Devon Berryann wrote, "My six year old son likes to wear nail polish. He likes to wear girls' clothes and tutus. He tells me about the boys he likes at school. He says he will marry them and adopt babies. Maybe he will outgrow it. Maybe not. I love and accept him for who he is. I always thought that doing that would protect him from the pain of hurtful words and bullies, and I didn't worry."
But then, the mom shares, kids at school started teasing him for his nail polish. "For the first time ever I considered talking him into taking it off. Into hiding that part of himself," she says. "Because for the first time ever I was scared that he would be gunned down one night when he was out having a good time with his friends. In that moment I was so terrified that I wondered if it would be better to stop appeasing him."
Berryann writes that she decided against asking her son to stop wearing the polish, and remembered the reasons she has empowered him to be who he wants: "Because it makes him happy. Because nothing hurts more than seeing your child truly sad. Because pretending to be someone you're not to please other people only leads to self-loathing. To depression and to suicide. And that too made me afraid. Why do I have to fear for him because of what he likes and who he cares about? Aren't we past all this yet?"
The post ends with an emotional plea to, well, everyone. "I want this world to change," the Pennsylvania mom says. "To be better for him. To DESERVE him. Because he is a wonderful, amazing person. He wants to be president. He thinks he is a ninja. He listens when you explain things and remembers it forever. He notices when you're sad and tries to cheer you up. He has a light about him that just can't be put out, no matter how hard some people have tried."
She writes the world will never change with fear as its vehicle. Instead, more love and acceptance will foster the change she hopes to see.
"So yesterday, we went out and bought more nail polish, and today we wore tutus," Berryann concludes in this deeply touching post, adding ,"So here he is world. See my boy for the amazing person he is. Show him love. Show him acceptance. Help us change the world into one that deserves him."
Deep breath. Because, wow. I am so incredibly moved by what you have written, Devon. Not only have your words inspired me to embrace things about my kids that I may not understand, or even like, so that they can be who they are, but I pledge to be more tolerant of other children whose forms of self-expression may not be what most consider "the norm." I hope parents and people everywhere will join me.

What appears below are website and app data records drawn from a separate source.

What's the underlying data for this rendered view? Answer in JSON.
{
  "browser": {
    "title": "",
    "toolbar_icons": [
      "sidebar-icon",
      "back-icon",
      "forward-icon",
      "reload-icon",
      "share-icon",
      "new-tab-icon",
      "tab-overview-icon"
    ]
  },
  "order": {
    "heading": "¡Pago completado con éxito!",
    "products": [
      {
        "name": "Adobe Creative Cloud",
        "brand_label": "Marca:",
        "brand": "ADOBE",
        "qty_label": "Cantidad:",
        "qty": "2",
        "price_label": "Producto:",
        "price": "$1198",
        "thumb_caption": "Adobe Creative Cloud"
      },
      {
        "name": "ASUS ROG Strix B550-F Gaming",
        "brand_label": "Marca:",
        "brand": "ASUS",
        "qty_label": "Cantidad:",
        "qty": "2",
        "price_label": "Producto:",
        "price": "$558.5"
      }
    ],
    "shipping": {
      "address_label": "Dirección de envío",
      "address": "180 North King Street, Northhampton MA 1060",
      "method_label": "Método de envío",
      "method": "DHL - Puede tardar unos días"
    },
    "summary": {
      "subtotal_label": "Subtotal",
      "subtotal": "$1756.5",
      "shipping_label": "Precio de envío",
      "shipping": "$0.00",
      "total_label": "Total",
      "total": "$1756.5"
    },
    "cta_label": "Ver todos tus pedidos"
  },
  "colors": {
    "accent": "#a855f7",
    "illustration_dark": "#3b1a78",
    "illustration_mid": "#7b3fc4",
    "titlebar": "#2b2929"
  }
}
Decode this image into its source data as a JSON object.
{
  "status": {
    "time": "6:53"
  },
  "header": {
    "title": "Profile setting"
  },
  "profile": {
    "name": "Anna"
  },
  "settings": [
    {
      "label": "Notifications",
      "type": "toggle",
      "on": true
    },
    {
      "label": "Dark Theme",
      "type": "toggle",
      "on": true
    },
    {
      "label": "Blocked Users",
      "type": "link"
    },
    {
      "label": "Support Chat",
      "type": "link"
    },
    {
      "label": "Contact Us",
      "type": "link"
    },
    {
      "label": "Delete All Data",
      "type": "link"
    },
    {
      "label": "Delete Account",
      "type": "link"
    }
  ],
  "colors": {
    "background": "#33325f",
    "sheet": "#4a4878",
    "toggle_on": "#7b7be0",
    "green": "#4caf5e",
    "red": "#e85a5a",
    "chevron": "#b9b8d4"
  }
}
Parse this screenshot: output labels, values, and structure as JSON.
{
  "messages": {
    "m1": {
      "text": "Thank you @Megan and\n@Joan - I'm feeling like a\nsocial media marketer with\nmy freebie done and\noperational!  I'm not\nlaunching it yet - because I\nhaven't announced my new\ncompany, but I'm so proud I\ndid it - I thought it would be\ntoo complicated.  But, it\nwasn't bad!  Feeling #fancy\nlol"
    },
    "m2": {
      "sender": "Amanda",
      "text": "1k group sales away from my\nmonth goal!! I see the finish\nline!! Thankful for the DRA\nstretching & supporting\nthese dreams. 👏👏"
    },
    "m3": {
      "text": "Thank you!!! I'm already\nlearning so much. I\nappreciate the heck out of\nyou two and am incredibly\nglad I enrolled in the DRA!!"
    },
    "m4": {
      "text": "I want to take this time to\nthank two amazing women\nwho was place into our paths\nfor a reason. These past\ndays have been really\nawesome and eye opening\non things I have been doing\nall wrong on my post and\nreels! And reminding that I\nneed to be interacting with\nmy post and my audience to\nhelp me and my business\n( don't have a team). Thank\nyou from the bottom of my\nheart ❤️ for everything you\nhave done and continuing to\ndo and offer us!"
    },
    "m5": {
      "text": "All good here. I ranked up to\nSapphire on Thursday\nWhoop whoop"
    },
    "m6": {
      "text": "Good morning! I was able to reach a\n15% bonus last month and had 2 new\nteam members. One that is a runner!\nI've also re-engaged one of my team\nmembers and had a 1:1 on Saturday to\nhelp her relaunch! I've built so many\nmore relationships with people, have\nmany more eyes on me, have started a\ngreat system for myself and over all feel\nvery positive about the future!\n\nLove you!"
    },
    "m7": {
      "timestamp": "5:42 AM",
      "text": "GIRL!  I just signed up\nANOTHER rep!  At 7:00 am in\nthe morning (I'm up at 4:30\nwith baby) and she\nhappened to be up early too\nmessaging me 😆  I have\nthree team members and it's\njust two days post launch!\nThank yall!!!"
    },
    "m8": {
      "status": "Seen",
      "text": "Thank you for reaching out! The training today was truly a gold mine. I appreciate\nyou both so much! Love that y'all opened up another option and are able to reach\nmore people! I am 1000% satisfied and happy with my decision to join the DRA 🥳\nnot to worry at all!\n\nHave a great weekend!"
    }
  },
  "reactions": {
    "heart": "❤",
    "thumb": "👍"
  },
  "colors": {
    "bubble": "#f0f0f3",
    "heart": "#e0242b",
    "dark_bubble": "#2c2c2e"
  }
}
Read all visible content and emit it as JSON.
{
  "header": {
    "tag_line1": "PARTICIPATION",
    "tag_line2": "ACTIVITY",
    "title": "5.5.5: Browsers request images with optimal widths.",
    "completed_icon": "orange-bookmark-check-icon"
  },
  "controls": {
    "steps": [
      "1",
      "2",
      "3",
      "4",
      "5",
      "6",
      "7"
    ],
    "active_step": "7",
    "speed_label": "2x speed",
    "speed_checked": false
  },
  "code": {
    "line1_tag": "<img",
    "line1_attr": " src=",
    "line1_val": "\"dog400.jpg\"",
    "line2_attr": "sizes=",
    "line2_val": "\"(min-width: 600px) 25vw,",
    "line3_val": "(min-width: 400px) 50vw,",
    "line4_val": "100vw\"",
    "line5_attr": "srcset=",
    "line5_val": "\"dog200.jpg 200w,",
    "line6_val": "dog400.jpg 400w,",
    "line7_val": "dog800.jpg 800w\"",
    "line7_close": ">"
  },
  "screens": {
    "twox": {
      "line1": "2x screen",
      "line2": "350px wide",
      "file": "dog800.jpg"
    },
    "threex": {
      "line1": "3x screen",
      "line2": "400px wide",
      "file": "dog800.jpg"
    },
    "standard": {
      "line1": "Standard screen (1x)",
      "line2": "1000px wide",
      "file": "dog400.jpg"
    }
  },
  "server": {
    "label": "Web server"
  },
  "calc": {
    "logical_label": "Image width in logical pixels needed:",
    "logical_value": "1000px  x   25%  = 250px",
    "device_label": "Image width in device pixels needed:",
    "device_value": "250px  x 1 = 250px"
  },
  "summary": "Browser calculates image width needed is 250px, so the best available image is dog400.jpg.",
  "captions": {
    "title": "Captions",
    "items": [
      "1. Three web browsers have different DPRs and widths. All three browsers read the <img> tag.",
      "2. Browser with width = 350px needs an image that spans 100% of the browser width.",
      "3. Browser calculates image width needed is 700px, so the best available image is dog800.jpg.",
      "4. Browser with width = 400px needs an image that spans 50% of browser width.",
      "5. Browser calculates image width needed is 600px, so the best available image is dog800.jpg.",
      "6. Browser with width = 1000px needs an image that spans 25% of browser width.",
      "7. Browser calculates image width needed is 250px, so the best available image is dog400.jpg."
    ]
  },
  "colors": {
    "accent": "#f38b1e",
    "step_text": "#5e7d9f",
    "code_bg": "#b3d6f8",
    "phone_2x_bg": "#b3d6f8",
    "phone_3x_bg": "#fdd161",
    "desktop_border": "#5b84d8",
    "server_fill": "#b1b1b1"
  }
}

What is your reaction to this amazing post?
Melissa Willets is a writer/blogger and a mom. Follow her on Twitter (@Spitupnsuburbs), where she chronicles her love of exercising and drinking coffee, but never simultaneously.